## Can you always calculate NNT?

Since most drugs and interventions have been studied at some point we know and can estimate an NNT for many (if not most) of the things that we do, which means that physicians and their patients can easily determine and discuss the likelihood that a patient will be helped, or harmed, or unaffected, by a given …

## How do you calculate the number of screens needed?

Number needed to treat equals 1 divided by absolute risk reduction. In clinical trials that directly tested the benefit of a screening strategy, the number needed to screen was calculated as number needed to screen equals 1 divided by absolute risk reduction.

**How do you interpret an NNT?**

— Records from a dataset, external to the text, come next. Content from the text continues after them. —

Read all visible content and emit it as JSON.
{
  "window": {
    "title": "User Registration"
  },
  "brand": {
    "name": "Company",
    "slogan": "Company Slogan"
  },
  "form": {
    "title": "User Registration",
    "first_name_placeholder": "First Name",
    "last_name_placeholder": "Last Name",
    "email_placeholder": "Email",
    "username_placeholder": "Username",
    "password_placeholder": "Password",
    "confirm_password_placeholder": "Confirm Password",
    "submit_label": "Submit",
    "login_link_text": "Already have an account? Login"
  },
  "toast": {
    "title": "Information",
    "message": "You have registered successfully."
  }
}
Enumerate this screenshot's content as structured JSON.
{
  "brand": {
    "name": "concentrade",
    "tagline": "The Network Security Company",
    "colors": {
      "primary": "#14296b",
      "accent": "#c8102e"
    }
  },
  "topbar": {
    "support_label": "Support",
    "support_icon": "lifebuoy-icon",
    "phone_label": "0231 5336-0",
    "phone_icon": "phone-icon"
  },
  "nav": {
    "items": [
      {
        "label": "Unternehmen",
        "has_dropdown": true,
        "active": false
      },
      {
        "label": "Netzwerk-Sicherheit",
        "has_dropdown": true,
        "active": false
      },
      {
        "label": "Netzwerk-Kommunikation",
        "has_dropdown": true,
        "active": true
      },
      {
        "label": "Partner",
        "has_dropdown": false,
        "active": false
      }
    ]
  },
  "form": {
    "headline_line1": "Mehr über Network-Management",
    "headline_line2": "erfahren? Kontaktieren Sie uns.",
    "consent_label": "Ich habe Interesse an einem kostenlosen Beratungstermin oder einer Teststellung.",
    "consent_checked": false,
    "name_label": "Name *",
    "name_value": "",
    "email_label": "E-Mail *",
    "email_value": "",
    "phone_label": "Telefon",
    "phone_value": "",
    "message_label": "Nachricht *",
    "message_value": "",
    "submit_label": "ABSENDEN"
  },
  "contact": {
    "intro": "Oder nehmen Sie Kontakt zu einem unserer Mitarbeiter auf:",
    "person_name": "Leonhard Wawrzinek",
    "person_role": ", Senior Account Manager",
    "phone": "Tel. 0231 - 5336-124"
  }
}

An NNT of 20 is interpreted as that a clinician will need to treat 20 patients in order to prevent one adverse outcome4. The authors interpret the NNT as “the number of people who must be treated in order that one adverse event is prevented by the treatment at issue”.

### What is a bad NNT?

The ideal NNT is 1, where everyone improves with treatment and no one improves with control. A higher NNT indicates that treatment is less effective. NNT is similar to number needed to harm (NNH), where NNT usually refers to a therapeutic intervention and NNH to a detrimental effect or risk factor.

### How do you interpret number needed to treat?

The Number Needed to Treat (NNT) is the number of patients you need to treat to prevent one additional bad outcome (death, stroke, etc.). For example, if a drug has an NNT of 5, it means you have to treat 5 people with the drug to prevent one additional bad outcome.

**How is the number needed to treat ( NNT ) calculated?**

To figure out the NNT, divided the absolute risk into 100. So for this particular treatment, we divide 10 into 100. For every 10 patients who get this treatment, 1 more would get better compared to the control group.

## How is the number needed to treat expressed?

When a study outcome is expressed as a percent, the number needed to treat (NNT) is the inverse of the absolute risk reduction (ARR) expressed as a decimal.

## What is the number needed to treat calculator?

This number needed to treat calculator estimates the NNT value along with CER EER percents, absolute and relative risk reduction. There is in depth information about these medical study indicators below the form.

**Which is the best value for the NNT?**

It is defined as the inverse of the absolute risk reduction. It was described in 1988. The ideal NNT is 1, where everyone improves with treatment and no one improves with control. The higher the NNT, the less effective is the treatment. NNT values are time-specific.